The purpose of the gas lift valve probe tester is to determine the relative "stiffness" of a gas lift valve and to determine the maximum available travel of the stem top. When gas pressure is admitted to the tester, it acts on the full area of the valve bellows to lift the stem off the seat. When this pressure increased, the stem tip lifts further off the seat. By using the valve probe tester, an accurate measure of the stem tip travel, per pressure increase, can be determined and the results tabulated and plotted.
When the pressure is plotted as the ordinate and the stem tip travel as the abscissa, a relatively straight line will be generated for the majority of the stem tip travel. The slope of this line is an indication of the "stiffness" of the valve. The numerical value of the slope is called the bellows assembly load rate (blr) and is measured in psig/inch [kpa/mm]. In this context, the "bellows assembly" includes the bellows and the system which applies a load to hold the valve stem on the seat. The higher the load rate, the “stiffer” the valve and inversely, the lower the load rate, the “softer” the valve.

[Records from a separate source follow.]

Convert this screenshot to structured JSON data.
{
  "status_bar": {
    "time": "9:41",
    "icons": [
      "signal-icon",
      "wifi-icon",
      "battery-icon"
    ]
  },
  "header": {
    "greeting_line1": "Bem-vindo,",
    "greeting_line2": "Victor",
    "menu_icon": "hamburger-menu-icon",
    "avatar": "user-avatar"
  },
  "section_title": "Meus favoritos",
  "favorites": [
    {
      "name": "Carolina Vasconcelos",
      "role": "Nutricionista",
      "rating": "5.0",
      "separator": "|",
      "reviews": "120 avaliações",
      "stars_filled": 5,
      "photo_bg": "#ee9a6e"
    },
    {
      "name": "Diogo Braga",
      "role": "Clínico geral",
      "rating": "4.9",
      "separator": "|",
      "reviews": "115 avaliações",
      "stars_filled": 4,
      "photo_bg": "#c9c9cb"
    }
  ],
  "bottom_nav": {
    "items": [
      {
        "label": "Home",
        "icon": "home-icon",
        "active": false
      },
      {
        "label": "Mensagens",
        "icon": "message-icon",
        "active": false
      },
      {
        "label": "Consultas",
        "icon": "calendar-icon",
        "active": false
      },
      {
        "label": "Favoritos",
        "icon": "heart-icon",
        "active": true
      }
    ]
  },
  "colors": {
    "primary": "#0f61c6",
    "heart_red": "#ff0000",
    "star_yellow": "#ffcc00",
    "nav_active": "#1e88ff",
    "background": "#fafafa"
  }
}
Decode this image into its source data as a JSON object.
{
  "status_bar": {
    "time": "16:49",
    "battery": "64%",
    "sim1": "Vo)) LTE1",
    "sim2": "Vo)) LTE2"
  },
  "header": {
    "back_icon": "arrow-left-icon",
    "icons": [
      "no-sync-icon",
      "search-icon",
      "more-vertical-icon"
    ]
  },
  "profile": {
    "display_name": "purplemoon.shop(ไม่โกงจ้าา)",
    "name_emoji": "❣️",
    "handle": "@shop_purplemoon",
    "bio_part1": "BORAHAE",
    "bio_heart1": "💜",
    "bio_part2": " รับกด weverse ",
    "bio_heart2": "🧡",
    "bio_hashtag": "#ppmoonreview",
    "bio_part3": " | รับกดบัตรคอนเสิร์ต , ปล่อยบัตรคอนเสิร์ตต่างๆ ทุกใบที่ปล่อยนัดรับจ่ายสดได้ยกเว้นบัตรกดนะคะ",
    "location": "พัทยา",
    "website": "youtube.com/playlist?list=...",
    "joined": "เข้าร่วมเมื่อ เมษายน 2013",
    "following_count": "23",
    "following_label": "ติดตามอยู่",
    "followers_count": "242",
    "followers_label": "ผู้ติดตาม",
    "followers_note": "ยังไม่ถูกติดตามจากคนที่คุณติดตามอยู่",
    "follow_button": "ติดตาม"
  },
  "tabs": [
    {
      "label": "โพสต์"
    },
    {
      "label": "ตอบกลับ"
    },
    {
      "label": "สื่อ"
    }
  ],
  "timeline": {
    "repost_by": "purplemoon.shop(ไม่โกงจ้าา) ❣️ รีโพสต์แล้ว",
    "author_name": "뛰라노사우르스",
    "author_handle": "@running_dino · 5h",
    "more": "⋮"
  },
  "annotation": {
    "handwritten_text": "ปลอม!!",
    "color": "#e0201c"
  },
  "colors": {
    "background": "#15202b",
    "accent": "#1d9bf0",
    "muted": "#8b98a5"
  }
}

If the above is done with the same valve, except that opening pressure (dome charge or spring setting) is varied, then the effect of dome charge pressure or spring setting on the bellows assembly load rate can be compared for the same type of valve when set for different opening pressures. The bellows assembly load rate is a practical value that can be used to compare different types of valves or when evaluating the same valve under different load conditions and when designing the gas lift installation.